Some proteins could remain in our cells in an inactive status. If one of these proteins is a tumor marker, giving a treatment against that protein will not be effective. Thereby, it is very important to know the activity status of tumor markers before deciding the treatment. This fact is especially important when talking about immunotherapy. Tumors can evade the immune response by interacting with our lymphocytes through some receptors called immune checkpoints. To achieve this, tumor cells should express in their surface some proteins that are recognized by a complementary receptor in the surface of the lymphocytes. When this recognition occurs and both surface proteins interact, the immune response is deactivated, and tumor cells can continue proliferating. One example of these surface proteins are PD-1, in the lymphocyte, and PD-L1, in the tumor cell. The treatments known as immunotherapy blockade the interaction of the immune checkpoint avoiding the recognition of the tumor cells and enhancing the immune response. However, this is not the only way tumor cells have to overcome our immune system. Hence, before starting any immunotherapy treatment, it is important to be sure that the immune checkpoint targeted is actually active. Otherwise the treatment will not be effective.

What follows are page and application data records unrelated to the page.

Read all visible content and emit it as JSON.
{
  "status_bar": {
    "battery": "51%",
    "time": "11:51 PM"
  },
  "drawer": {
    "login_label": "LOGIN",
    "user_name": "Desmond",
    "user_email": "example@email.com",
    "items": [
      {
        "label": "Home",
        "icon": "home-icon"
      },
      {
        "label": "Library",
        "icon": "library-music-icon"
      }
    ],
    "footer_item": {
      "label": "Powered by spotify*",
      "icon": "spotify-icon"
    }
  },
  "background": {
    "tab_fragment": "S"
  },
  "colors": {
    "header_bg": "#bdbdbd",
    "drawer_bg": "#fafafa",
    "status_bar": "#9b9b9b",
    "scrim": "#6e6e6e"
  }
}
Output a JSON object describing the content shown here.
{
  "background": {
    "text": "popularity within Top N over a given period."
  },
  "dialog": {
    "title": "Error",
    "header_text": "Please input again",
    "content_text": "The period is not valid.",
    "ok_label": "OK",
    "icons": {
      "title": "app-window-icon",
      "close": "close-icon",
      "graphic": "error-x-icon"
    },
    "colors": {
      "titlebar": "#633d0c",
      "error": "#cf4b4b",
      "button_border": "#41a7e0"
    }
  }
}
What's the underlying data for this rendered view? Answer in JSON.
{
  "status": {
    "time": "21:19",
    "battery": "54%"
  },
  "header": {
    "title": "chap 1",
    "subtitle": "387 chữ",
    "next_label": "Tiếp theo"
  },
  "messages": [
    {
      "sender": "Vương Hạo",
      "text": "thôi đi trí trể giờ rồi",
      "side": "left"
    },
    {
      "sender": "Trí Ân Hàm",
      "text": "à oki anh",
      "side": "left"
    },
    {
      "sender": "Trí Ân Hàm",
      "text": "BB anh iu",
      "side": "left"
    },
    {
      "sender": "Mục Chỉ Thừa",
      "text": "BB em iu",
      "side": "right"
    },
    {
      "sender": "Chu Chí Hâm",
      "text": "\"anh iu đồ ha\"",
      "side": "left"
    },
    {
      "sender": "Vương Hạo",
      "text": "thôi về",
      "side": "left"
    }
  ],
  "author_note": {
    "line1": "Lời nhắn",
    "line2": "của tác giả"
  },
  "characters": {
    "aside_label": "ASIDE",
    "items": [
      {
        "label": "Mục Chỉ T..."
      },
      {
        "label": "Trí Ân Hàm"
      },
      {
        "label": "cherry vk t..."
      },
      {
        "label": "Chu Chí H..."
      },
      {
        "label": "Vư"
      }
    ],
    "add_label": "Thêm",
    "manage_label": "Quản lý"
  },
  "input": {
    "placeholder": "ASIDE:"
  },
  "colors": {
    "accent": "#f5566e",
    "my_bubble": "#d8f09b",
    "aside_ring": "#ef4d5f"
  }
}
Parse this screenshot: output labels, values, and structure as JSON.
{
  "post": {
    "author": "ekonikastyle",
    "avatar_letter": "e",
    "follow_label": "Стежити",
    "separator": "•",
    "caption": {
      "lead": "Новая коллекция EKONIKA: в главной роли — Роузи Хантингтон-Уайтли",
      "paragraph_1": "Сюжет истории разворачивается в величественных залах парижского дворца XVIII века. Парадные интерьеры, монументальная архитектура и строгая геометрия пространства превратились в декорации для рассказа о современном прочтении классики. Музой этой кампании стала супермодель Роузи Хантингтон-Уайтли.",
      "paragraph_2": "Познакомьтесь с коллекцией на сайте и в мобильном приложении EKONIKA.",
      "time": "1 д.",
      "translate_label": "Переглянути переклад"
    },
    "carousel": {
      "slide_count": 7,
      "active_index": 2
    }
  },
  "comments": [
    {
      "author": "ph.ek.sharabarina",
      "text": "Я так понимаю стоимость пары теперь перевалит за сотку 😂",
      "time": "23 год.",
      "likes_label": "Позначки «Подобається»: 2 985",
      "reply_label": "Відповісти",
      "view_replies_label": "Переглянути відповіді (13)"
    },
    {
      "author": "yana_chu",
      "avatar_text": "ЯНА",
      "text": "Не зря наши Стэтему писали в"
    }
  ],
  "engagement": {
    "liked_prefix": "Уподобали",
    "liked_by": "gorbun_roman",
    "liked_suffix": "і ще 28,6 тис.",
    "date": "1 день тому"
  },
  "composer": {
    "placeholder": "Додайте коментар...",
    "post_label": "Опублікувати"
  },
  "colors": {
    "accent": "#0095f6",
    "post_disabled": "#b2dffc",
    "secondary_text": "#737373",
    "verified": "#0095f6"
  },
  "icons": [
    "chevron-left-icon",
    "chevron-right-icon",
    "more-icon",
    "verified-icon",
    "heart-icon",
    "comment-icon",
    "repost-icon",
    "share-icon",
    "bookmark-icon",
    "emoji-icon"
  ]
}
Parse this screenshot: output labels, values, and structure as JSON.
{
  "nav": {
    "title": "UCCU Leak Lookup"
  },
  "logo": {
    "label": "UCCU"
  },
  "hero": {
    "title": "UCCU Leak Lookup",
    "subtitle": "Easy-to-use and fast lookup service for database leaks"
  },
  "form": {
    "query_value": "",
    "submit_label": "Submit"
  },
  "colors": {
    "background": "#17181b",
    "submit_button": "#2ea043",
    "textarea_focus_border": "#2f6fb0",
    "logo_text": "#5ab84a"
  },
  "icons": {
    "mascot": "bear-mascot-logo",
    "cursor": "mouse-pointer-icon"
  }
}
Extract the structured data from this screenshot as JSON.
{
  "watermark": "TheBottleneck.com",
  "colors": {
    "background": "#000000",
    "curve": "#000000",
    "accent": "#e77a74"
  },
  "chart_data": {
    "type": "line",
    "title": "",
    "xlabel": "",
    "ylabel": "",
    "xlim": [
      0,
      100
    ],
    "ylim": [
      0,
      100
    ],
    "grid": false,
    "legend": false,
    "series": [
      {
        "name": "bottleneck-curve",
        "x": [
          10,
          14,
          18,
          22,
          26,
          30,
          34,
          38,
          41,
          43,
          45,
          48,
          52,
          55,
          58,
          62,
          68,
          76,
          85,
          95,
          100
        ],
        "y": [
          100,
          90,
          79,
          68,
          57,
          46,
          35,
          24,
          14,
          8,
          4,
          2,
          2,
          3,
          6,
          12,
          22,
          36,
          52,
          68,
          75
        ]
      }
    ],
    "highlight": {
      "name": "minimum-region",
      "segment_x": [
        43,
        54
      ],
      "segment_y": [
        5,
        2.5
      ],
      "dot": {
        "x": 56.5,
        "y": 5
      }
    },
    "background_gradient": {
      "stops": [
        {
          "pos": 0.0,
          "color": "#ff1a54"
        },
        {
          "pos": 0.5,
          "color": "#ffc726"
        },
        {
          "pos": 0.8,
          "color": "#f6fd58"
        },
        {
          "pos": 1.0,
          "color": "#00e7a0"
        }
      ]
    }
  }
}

QF-Pro® uses specific antibodies for the recognition of tumor markers such as PD-1 and PD-L1. When these antibodies are attached to their target protein and these proteins are interacting (distance <10nm), the chromophores included in the QF-Pro® antibodies interact resulting in a visible signal. In contrast, when these two proteins are not interacting, and thereby they are not close, the chromophores of the antibodies cannot interact and there is no visible signal. By quantifying the visible signals, we can establish the activation status of the immune checkpoint.
QF-Pro® is not only useful in cancer diagnosis. It can also help to detect protein-protein interactions in many other diseases.
The protein-protein interaction as a measure to help in tumor diagnosis and treatment has previously been suggested and motivated the development of other diagnosis platforms. However, these technologies have only been able to detect close proximity between two proteins rather than direct interaction. QF-Pro® is the first reliable diagnosis method able to address the activation status of tumor markers.
1. Aslam B, Basit M, Nisar MA, Khurshid M, Rasool MH. Proteomics: Technologies and Their Applications. J Chromatogr Sci. 2017 Feb;55(2):182-196.
2. Wilkins MR, Pasquali C, Appel RD, Ou K, Golaz O, Sanchez JC, Yan JX, Gooley AA, Hughes G, Humphery-Smith I, Williams KL, Hochstrasser DF. From proteins to proteomes: large scale protein identification by two-dimensional electrophoresis and amino acid analysis. Biotechnology (N Y). 1996 Jan;14(1):61-5.
3 Wilkins MR, Sanchez JC, Gooley AA, Appel RD, Humphery-Smith I, Hochstrasser DF, Williams KL. Progress with proteome projects: why all proteins expressed by a genome should be identified and how to do it. Biotechnol Genet Eng Rev. 1996;13:19-50.